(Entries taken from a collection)
——————

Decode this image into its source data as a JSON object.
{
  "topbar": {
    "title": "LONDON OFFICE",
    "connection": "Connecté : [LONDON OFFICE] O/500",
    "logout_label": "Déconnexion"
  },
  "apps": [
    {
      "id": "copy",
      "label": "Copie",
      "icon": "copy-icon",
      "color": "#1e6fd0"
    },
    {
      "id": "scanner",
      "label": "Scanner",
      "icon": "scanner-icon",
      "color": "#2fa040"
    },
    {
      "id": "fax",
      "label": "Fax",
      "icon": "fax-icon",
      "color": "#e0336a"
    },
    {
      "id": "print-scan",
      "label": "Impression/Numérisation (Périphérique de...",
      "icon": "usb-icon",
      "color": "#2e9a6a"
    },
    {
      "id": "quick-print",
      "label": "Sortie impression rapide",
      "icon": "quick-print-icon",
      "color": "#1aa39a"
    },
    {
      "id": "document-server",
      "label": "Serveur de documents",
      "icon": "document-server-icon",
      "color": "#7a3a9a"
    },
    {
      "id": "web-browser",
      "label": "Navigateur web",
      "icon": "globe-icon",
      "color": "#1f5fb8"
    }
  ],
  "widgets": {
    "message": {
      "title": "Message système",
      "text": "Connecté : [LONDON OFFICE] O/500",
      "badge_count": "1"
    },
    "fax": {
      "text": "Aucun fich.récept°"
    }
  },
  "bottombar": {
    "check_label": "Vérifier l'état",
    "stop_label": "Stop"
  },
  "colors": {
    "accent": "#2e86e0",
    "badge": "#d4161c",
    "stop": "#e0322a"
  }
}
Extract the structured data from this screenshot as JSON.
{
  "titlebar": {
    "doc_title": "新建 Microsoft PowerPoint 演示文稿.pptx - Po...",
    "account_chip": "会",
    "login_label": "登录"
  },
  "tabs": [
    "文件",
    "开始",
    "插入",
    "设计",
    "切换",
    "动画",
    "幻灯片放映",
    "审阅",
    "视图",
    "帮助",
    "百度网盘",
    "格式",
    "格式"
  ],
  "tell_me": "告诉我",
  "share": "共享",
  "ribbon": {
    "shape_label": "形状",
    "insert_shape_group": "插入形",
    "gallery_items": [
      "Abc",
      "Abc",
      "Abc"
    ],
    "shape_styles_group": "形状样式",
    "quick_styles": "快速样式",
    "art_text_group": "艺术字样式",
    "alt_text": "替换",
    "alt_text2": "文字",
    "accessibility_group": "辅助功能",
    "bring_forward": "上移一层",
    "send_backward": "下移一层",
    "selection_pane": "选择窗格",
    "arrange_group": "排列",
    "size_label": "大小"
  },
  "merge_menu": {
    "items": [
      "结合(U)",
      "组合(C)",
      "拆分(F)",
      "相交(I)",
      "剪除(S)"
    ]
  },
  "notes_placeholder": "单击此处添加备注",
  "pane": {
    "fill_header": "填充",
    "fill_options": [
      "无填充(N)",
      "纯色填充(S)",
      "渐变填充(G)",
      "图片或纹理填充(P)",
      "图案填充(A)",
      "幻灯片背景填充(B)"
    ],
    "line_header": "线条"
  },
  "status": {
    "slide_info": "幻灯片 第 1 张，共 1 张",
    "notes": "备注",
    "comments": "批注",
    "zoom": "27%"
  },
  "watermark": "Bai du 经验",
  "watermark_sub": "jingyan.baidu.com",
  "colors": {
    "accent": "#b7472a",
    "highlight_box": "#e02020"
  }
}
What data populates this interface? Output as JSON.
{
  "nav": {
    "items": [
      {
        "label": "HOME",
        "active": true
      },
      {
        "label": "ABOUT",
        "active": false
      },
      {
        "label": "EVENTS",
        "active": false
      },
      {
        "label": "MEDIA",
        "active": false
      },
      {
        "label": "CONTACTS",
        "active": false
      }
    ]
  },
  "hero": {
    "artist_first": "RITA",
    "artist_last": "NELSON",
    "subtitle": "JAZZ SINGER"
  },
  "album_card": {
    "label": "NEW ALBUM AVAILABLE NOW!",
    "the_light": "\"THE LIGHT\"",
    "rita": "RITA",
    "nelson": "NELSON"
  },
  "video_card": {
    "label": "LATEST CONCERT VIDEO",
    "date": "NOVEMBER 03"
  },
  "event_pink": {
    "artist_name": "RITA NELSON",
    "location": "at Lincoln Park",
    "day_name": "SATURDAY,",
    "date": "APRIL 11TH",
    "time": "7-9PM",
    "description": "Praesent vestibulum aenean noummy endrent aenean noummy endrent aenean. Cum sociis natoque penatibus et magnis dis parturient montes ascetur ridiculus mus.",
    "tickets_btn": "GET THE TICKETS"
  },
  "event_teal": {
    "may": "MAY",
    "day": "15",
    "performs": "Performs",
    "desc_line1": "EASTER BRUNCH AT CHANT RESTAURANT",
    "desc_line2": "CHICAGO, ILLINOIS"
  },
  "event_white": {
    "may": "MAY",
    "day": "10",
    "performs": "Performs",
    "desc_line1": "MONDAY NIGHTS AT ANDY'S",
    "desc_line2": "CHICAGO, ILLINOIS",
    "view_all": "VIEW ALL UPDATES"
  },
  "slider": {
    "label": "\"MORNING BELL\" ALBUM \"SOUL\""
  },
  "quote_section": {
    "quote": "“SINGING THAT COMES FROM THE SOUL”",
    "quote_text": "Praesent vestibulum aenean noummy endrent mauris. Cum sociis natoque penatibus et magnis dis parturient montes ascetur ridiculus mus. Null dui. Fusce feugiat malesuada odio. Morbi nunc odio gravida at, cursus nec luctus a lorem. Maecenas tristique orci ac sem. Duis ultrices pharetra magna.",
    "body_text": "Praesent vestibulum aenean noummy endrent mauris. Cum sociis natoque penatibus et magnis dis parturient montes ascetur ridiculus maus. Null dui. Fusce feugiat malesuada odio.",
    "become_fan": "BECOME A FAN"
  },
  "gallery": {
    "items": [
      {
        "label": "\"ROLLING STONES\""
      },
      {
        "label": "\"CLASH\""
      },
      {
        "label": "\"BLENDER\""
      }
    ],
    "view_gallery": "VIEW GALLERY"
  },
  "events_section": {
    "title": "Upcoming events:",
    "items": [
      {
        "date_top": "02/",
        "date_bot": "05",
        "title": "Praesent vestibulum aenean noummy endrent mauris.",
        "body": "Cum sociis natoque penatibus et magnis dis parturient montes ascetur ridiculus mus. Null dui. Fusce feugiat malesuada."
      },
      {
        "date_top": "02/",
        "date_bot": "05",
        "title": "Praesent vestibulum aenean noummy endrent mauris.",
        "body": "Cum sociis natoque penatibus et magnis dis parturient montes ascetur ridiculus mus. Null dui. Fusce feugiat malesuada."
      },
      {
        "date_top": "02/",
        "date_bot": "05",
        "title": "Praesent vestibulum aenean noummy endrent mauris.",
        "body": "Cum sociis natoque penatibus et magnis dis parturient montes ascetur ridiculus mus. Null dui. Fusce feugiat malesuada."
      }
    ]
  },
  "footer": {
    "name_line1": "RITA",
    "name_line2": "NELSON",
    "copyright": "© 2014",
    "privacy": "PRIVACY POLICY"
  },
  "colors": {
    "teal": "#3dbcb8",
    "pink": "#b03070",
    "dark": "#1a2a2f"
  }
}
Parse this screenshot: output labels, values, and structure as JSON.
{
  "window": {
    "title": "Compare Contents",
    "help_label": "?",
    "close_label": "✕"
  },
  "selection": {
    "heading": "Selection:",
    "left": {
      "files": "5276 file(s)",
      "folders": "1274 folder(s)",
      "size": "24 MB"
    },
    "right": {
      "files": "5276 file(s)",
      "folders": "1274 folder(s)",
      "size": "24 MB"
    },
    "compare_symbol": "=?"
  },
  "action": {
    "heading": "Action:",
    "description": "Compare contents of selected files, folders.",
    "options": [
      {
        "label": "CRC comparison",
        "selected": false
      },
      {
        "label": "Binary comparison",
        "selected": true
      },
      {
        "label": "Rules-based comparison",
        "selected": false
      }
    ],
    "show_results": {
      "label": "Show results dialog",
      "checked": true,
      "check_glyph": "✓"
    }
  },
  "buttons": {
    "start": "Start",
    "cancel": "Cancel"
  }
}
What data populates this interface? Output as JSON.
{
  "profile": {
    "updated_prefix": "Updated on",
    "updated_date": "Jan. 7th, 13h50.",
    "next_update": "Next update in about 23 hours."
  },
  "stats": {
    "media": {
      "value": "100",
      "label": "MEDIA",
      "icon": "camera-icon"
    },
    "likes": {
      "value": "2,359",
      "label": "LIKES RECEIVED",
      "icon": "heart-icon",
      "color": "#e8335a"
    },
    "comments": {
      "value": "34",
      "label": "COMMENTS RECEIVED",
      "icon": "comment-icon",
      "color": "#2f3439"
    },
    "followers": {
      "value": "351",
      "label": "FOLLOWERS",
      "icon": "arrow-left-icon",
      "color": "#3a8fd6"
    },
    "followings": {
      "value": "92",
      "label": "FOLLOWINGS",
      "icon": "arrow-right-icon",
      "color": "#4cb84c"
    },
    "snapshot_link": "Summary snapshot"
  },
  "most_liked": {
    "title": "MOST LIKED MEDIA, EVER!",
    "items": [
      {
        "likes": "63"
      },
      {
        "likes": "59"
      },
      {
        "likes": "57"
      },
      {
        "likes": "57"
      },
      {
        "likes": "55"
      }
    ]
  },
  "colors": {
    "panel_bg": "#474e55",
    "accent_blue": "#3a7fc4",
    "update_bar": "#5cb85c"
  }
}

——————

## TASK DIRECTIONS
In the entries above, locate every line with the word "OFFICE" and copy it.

## RESULT OF THIS TASK
    "title": "LONDON OFFICE",
    "connection": "Connecté : [LONDON OFFICE] O/500",
      "text": "Connecté : [LONDON OFFICE] O/500",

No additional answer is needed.